The types of remote mirroring include asynchronous (buffered) and semi-synchronous mirroring. In asynchronous mirroring, the write completes as soon as one of the mirrors is written. Semi-synchronous mirroring allows a limited number of writes ahead. In other words, if a backlog of previous writes havent been completed at the remote mirror, then the system wont accept any more asynchronous writes until some of the outstanding writes to the mirror have been completed. To support backup to a remote tape library, remote snapshot and point-in-time copy capabilities also are necessary. A number of high-end RAID applications and SAN applications offer some of these remote replication options.
To cross the SAN boundary, storage virtualization must also support the bridging of fibre channel traffic to an IP network. Currently, there are two main approaches to bridging the two types of networks: fibre channel over IP and iSCSI. Fibre channel over IP encapsulates fibre channel frames in IP packets to transport fibre channel commands through an IP networks. Once the fibre channel frame arrives at the target SAN, then the IP packet is stripped of the IP headers down to the fibre channel frame content. In this approach, only the gateways at the end of the SAN need to know about fibre channel over IP in order to assemble and disassemble the packet.
The advantage of fibre channel over IP is that it doesnt require any changes to the existing fibre channel or IP infrastructure. It doesnt require hosts to be equipped with new drivers or host bus adapters that recognize the new protocol. Only edge fibre channel over IP gateways need to be introduced into the networks.
iSCSI is a mapping of SCSI-3 to TCP. Native iSCSI support requires drivers. Host bus adapterss and network interface cards need to be installed at the host side to recognize this protocol. At the storage side, it requires a new iSCSI array attachment. In addition, new SAN gateways, switches or SAN routers are required to bridge fibre channel elements to a gigabit Ethernet.
The advantages of iSCSI are that it allows direct connection of iSCSI- enabled hosts and storage devices to an IP network, while still accommodating fibre channel storage and hosts to participate as well. However, it does require reconfiguration of the host and storage to provide direct connection. The performance of TCP as a storage transport protocol is also an issue. However, a number of host bus adapters, and network interface cards offer TCP processing in hardware.

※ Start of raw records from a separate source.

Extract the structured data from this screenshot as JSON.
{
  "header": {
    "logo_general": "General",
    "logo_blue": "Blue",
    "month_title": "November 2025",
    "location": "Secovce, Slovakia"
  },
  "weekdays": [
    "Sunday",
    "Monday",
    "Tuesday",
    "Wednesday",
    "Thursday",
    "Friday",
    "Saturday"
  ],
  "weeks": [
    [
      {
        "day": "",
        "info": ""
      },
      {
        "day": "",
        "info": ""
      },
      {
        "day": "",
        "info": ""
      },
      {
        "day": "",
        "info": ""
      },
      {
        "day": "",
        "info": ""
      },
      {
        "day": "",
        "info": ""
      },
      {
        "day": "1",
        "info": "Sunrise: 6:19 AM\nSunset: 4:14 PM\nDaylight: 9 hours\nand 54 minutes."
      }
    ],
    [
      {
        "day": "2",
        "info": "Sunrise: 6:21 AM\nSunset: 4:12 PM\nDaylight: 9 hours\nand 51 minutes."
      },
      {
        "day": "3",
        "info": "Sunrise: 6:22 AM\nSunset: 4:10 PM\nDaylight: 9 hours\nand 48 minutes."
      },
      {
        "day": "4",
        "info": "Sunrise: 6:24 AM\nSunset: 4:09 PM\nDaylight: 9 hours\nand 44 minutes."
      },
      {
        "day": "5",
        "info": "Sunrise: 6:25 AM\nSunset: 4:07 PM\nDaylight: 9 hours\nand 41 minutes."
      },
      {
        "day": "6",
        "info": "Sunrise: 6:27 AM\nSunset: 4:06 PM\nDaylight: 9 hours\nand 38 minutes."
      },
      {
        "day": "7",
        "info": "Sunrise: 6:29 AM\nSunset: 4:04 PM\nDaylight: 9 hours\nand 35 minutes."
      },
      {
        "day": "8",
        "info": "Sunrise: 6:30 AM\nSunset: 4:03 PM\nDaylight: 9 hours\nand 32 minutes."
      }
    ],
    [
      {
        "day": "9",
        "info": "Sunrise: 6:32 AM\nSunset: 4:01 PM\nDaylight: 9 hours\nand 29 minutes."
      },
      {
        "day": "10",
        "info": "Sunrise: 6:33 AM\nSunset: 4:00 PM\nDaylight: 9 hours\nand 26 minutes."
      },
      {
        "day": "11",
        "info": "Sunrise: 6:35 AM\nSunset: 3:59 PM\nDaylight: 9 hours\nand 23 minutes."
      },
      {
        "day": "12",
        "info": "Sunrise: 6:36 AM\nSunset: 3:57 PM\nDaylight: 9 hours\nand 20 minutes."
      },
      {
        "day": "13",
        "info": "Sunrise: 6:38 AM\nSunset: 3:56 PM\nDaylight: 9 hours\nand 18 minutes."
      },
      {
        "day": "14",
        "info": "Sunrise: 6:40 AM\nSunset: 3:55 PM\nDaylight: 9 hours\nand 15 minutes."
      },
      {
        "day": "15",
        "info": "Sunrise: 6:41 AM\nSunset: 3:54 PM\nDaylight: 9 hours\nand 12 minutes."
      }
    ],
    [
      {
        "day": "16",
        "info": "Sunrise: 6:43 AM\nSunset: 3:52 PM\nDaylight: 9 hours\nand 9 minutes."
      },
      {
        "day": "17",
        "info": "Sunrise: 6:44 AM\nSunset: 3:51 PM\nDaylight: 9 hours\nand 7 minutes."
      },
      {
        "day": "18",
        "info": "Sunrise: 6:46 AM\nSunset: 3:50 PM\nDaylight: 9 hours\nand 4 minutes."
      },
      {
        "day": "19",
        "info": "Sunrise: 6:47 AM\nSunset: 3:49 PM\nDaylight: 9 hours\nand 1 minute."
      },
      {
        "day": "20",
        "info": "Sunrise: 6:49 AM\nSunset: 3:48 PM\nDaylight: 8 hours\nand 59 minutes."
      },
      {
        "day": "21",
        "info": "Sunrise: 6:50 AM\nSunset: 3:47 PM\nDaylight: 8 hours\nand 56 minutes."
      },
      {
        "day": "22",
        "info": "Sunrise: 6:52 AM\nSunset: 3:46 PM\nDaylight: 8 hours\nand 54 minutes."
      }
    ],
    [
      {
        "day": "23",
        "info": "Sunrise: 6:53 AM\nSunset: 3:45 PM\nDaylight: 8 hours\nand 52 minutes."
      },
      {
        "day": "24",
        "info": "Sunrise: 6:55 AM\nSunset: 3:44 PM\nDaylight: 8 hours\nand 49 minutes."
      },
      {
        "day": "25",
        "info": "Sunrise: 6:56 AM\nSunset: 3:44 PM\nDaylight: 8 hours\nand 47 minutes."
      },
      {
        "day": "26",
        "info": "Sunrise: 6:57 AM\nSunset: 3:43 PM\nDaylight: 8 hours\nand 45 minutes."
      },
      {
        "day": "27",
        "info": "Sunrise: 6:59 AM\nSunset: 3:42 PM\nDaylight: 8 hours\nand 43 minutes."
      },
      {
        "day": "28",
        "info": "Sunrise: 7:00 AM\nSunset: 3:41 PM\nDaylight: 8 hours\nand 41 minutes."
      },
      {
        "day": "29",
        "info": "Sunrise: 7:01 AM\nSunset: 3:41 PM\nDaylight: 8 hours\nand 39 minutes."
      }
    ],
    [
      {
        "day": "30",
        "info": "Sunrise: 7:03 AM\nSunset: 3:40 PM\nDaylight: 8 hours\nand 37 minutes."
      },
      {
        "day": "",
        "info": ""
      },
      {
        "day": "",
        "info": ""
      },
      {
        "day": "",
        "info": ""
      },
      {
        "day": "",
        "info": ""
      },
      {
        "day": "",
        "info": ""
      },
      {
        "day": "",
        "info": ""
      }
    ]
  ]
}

Regardless of the protocol of choice, storage virtualization services should make the existence of different protocols transparent. In fact, the platforms where storage virtualization is implemented as SANs and IP converge may very well be within the SAN gateway, or the SAN routers or the switches that connect SANs to IP networks, as well as iSCSI hosts and storage. Some vendors have also started to implemented SAN appliances that server as server gateways between SANs and data networks. These SAN appliances currently use standard servers and operation systems. In the future, special-purpose appliances and operating systems may be developed to extend storage virtualization over IP.
Backup support is another key advance for storage virtualization in the future. If you can virtualize storage, the next step is to virtualize tape. Tape virtualization means first of all to bring the tape devices into the SAN so that they can be shared among hosts and servers. Then storage virtualization appliances can make true serverless backup a reality by providing extended copy functions. Extended copying essentially moves the burden of doing backup from the backup server to the storage virtualization appliance. This procedure will remove the need for a separate backup server and allow virtualization of both tape and storage, whether they coexist in the same SAN or in different SANs, located in different areas connected over a long-distance network.
Elizabeth M. Ferrarini She is a free-lance writer from Boston, MA.